The question about how big an ISP must be (in terms of customers) is really a question about economy of scale. The textbook definition of economy of scale is a business where costs decrease per unit through increased output. The ISP business is clearly an economy of scale business since the cost per customer decreases as an ISP adds more customers.
The example I usually use to demonstrate this is to look at the cost of paying for a general manager for an ISP business. The cost of the general manager is what economists would call a fixed cost – it doesn’t vary as you add or lose customers. However, the amount of the general manager salary that must be covered by each customer gets smaller as the customer base grows larger.
A large part of the costs of operating an ISP are fixed like the GM salary. Costs like operating a business office, doing the needed accounting, buying a billing system, etc. are largely fixed. The largest fixed cost is often the debt service required to pay off the cost of building the network.
I have done hundreds of business plans for communities of all sizes and I have developed a few rules of thumb for operating a traditional ISP – one that has the expected number of employees, charges normal industry rates and has to finance the cost of their network.
- It’s hard to justify a new standalone ISP with fewer than 2,000 customers.
- Economy of scale kicks in at that point and the business gets more efficient, when measured on a per customer cost up until an ISP reaches between 20,000 and 25,000 customers.
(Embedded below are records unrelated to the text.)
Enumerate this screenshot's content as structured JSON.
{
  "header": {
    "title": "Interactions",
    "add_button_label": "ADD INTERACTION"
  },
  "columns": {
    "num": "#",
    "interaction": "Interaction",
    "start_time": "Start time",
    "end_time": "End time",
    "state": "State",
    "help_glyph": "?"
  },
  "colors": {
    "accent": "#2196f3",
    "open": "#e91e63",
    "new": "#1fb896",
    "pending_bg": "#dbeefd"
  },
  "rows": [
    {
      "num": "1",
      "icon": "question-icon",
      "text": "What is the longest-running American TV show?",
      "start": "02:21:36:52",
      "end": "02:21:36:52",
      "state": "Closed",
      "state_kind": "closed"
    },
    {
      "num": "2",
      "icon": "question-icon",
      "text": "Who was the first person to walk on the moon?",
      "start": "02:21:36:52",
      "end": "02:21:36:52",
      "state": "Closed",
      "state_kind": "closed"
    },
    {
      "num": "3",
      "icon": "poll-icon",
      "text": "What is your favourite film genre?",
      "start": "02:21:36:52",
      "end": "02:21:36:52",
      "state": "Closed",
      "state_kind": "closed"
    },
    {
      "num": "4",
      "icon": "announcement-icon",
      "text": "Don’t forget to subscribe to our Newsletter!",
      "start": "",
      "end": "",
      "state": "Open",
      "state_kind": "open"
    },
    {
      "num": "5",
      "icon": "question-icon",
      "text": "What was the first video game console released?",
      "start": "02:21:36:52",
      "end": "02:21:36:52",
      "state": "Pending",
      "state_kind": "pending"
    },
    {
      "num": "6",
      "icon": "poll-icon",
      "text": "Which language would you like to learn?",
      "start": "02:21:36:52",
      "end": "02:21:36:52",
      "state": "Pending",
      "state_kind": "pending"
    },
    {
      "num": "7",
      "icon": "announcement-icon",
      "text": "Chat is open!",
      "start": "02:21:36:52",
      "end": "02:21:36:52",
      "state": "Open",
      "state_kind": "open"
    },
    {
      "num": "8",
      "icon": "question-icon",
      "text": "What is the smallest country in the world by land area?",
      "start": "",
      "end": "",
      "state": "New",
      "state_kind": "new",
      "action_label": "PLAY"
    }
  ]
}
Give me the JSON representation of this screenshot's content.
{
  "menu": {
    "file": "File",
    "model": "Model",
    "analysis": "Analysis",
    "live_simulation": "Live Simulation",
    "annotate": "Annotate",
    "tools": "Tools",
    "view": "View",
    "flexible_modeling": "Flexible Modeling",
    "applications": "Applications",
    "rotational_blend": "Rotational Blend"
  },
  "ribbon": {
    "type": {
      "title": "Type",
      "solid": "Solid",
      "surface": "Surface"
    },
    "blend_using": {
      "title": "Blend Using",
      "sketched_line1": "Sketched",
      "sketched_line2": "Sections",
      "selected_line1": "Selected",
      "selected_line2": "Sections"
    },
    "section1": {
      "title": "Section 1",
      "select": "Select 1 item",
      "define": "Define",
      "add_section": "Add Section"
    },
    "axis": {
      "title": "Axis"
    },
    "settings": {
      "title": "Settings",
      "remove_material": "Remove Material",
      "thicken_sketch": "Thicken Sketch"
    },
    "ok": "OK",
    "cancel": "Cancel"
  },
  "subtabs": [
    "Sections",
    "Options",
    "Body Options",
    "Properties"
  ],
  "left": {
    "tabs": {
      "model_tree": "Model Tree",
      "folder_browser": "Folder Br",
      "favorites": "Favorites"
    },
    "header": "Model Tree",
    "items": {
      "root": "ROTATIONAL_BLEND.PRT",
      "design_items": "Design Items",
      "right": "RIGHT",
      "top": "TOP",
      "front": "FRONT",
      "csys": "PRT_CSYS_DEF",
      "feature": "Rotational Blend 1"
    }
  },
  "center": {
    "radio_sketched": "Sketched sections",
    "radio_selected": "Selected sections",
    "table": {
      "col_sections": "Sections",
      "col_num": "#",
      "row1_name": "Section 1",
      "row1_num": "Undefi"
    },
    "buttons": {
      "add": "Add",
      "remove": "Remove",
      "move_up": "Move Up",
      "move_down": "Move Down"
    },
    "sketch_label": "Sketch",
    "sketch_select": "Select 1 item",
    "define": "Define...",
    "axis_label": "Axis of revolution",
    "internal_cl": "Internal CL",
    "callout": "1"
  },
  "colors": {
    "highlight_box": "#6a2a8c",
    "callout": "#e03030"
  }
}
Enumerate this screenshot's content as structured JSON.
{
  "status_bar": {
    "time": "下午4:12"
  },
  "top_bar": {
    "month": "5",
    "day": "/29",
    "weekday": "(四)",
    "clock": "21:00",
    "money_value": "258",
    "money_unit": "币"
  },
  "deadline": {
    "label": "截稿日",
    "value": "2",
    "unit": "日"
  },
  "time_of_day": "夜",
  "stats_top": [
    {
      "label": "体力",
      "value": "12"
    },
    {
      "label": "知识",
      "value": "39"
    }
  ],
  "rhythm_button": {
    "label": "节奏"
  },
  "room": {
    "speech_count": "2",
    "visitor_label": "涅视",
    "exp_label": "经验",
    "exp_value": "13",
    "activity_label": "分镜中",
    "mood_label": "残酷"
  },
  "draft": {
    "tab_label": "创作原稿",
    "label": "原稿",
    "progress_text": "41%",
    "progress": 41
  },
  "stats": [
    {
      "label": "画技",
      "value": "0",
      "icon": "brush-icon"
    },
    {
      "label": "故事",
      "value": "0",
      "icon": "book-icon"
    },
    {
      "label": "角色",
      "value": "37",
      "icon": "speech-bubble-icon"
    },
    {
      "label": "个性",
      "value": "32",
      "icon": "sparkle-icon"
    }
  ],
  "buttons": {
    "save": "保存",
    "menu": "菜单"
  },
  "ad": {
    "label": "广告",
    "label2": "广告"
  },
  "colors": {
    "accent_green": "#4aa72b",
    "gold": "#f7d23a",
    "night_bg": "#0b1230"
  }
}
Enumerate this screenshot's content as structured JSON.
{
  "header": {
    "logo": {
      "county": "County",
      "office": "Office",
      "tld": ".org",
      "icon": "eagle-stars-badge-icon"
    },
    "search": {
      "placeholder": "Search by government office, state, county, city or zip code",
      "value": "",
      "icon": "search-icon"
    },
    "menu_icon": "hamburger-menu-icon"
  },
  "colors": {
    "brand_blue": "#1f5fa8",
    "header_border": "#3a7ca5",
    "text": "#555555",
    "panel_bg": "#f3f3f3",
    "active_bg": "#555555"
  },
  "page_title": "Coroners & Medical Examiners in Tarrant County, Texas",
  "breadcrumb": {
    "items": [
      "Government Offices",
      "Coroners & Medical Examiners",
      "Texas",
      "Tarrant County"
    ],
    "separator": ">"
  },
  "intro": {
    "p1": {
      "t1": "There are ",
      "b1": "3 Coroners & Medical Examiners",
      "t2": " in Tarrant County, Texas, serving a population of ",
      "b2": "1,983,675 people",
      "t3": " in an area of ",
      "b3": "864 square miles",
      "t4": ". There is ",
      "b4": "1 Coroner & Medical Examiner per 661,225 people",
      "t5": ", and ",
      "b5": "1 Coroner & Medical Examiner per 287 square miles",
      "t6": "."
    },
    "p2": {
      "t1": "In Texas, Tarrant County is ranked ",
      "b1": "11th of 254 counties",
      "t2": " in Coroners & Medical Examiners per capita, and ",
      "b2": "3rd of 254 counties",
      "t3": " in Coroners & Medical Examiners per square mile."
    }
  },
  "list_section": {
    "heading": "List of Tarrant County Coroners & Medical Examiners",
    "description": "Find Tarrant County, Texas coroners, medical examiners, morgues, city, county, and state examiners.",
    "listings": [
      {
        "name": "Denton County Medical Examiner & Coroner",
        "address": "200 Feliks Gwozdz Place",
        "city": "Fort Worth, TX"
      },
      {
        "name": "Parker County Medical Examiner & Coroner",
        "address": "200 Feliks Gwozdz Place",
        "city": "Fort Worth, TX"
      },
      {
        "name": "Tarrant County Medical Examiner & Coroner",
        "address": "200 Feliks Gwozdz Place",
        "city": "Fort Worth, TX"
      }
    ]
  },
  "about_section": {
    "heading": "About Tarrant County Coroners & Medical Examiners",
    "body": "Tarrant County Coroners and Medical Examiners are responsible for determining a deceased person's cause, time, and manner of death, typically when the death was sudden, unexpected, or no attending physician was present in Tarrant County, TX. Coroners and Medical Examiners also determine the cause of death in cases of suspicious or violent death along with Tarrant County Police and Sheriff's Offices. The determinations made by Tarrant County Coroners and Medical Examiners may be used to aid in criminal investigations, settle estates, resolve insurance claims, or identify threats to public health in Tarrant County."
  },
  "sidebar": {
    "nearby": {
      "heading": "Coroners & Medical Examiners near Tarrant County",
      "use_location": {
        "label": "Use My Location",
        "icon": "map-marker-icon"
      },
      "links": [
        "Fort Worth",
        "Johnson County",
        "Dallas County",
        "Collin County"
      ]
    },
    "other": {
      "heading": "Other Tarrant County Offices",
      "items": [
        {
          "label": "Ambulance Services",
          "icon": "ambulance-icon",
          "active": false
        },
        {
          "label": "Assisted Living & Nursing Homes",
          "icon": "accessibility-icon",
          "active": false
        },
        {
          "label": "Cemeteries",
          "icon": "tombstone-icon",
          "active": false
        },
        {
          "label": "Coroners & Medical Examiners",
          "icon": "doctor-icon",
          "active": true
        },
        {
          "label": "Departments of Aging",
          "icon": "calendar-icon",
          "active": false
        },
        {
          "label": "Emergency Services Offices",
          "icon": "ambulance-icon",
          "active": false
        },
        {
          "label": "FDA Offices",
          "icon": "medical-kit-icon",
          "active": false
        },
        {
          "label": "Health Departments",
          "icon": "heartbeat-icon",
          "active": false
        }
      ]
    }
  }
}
- After 20,000 customers the cost curve reaches relative stasis – adding customers increases efficiency but also drives additional fixed costs. For example, companies find they need to hire extra accountants; they might need backoffice positions for functions like personnel or benefits management.
- At some fairly large size, say 100,000 customers, ISPs tend to become less efficient. Large companies tend to become bureaucratic, hire significant middle management and become less functionally efficient as centralize functions and put them into silos.
There are ways defeat the economy of scale curve to some extent and I have clients who used the following ways to be more efficient than other ISPs of the same size:
Reduce Costs. There are various ways to spend less on needed functions than the average ISP.
- Use existing excess capacity. A City or an electric company can open an ISP and not have to spend money for a business office since they are already operating one. An existing business like an electric company or a telco might be able to use underutilized customer service reps or line technicians without having to hire a whole new staff for a new ISP venture. A utility or city might be able to use the existing billing systems from their water or electric utilities to support the ISP functions.
- Reduce Expectations. Small ISPs often can save a lot of money by reducing customer expectations. For instance, they might elect to not have repair service on evening and weekends unless there is a real emergency. Small ISPs also don’t need to offer all of the bells and whistles of larger ISPs and can have a simple product offering. A small ISP might elect to not offer cable TV, which for small ISPs usually has a negative margin. This concept can only be taken so far and works best in communities where an ISP is competing against a decent giant ISP.
Avoid Costs. It’s not easy to avoid the cost of being an ISP, but it can be done.
- Financing from Other Revenues. I have a client with only 600 potential customers that is successful since they decided to fund their network using property taxes rather than having to pay debt from ISP revenues. This allows them to have broadband rates far lower than surrounding communities by avoiding ISP debt payments. I know municipal and cooperatives power companies that have raised electric rates to help cover the cost of an ISP business since that’s what their customers wanted.
Grow Efficiently. The most obvious strategy to beat the economy of scale curve is to get more customers in an efficient manner.
- Increase Penetration Rates. For a small ISP the difference between a 50% and a 70% penetration rate can be dramatic. Many ISPs become complacent once they generate enough cash to pay the bills while the smart ones continue to sell hard every year to maximize the customers in their footprint.
- Expand to Another Market. Most small telcos figured this out years ago and operate a CLEC business outside their regulated footprint.
- Partnering. There are several examples today of cities that have banded together to create a larger ISP. There are numerous cities and electric cooperatives that are partnering with telcos to gain the economy of scale. We are still seeing small telcos getting purchased by larger ones.